The settlement, which resolves a long-running lease dispute over the Point Thomson field about 60 miles east of Prudhoe Bay, could allow for exports of liquefied natural gas via tanker to Asia and may boost Alaskan oil production after decades of decline.
In exchange for continued lease control, operator Exxon and partners BP (BP.L) and ConocoPhillips (COP.N) have agreed to build a pipeline from the field to deliver 70,000 barrels per day of liquids into the Trans Alaska Pipeline System.
The settlement also calls for the companies to produce 10,000 barrels per day of natural-gas condensates by the winter of 2015-16, state officials said.
The deal is a boon for TransCanada TRP.TO, which plans to build a natural gas pipeline from Alaska's North Slope to the south coast, feeding a possible export plant that would ship gas to thirsty markets in Asia.
Alaska Governor Sean Parnell said the companies had agreed to work with TransCanada Corp TRP.TO on the new pipeline project, which proposes to export gas just as Alaska's 40-year-old and only existing LNG plant at Kenai closes down.
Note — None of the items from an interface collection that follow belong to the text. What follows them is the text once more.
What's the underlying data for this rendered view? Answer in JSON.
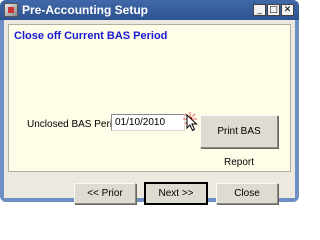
{
  "window": {
    "title": "Pre-Accounting Setup",
    "minimize_glyph": "_",
    "maximize_glyph": "□",
    "close_glyph": "✕"
  },
  "panel": {
    "heading": "Close off Current BAS Period",
    "unclosed_label": "Unclosed BAS Period",
    "unclosed_value": "01/10/2010",
    "print_button": "Print BAS Report"
  },
  "footer": {
    "prior_button": "<< Prior",
    "next_button": "Next >>",
    "close_button": "Close"
  },
  "colors": {
    "heading_text": "#1a1ad0",
    "panel_background": "#fdfde8",
    "titlebar": "#3a60a0"
  },
  "icons": [
    "app-icon",
    "minimize-icon",
    "maximize-icon",
    "close-icon",
    "mouse-pointer-icon",
    "click-spark-icon"
  ]
}
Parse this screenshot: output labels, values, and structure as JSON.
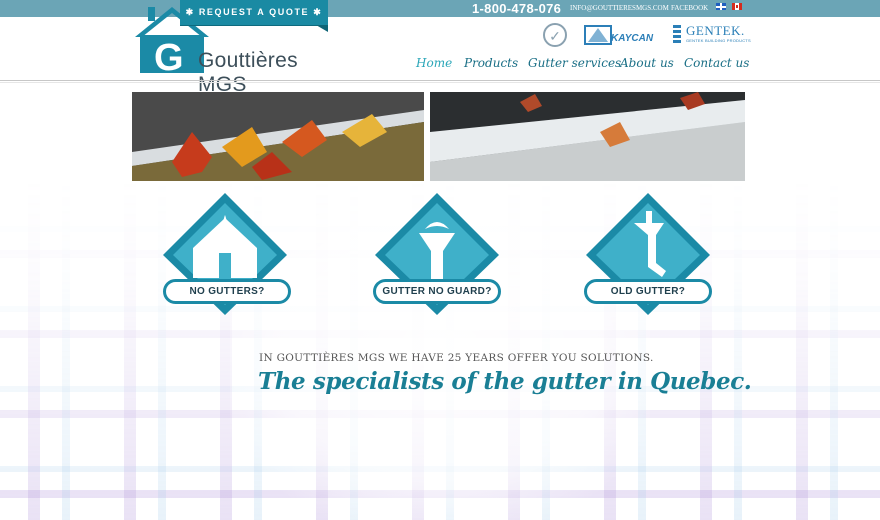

Point Thomson holds about 8 trillion cubic feet of natural gas, and the companies are expected to join a growing list of U.S. projects aiming to export LNG as domestic production soars. However, it is not yet clear how many of those projects U.S. regulators will ultimately approve.
"Alaska's resources will be produced from Point Thomson rather than remaining locked underground," Parnell said at a news conference in Anchorage.
The field has been the subject of years of dispute, with the state saying the companies have delayed meaningful development of the liquids.
State officials started legal action to take back the leases in 2006 and had said they planned to auction them off to other developers. The companies took legal action to stop that termination, including a lawsuit that reached the state Supreme Court.
Resolving the Point Thomson lease dispute will help the parties progress toward a long-desired North Slope natural gas pipeline, according to the settlement agreement.
"A Major Gas Sale off the North Slope of Alaska is a primary goal of the Parties," said the agreement, released by state officials. "The Parties believe settlement of the Point Thomson litigation will assist in progressing a Major Gas Sale."
TransCanada said its Alaska pipeline project, which could take gas from Point Thomson, would concentrate on the LNG export option.
Alaska Natural Resources Commissioner Dan Sullivan said the settlement required the three companies -- the major North Slope oil producers -- to reach specific development goals in order to keep their leases.
"The companies are on the clock ... the settlement has many dates and timelines that have to be met," Sullivan said. "Without production, the leases at Point Thomson will terminate," he said.
Writing by Edward McAllister; Editing by Dale Hudson and Mark Porter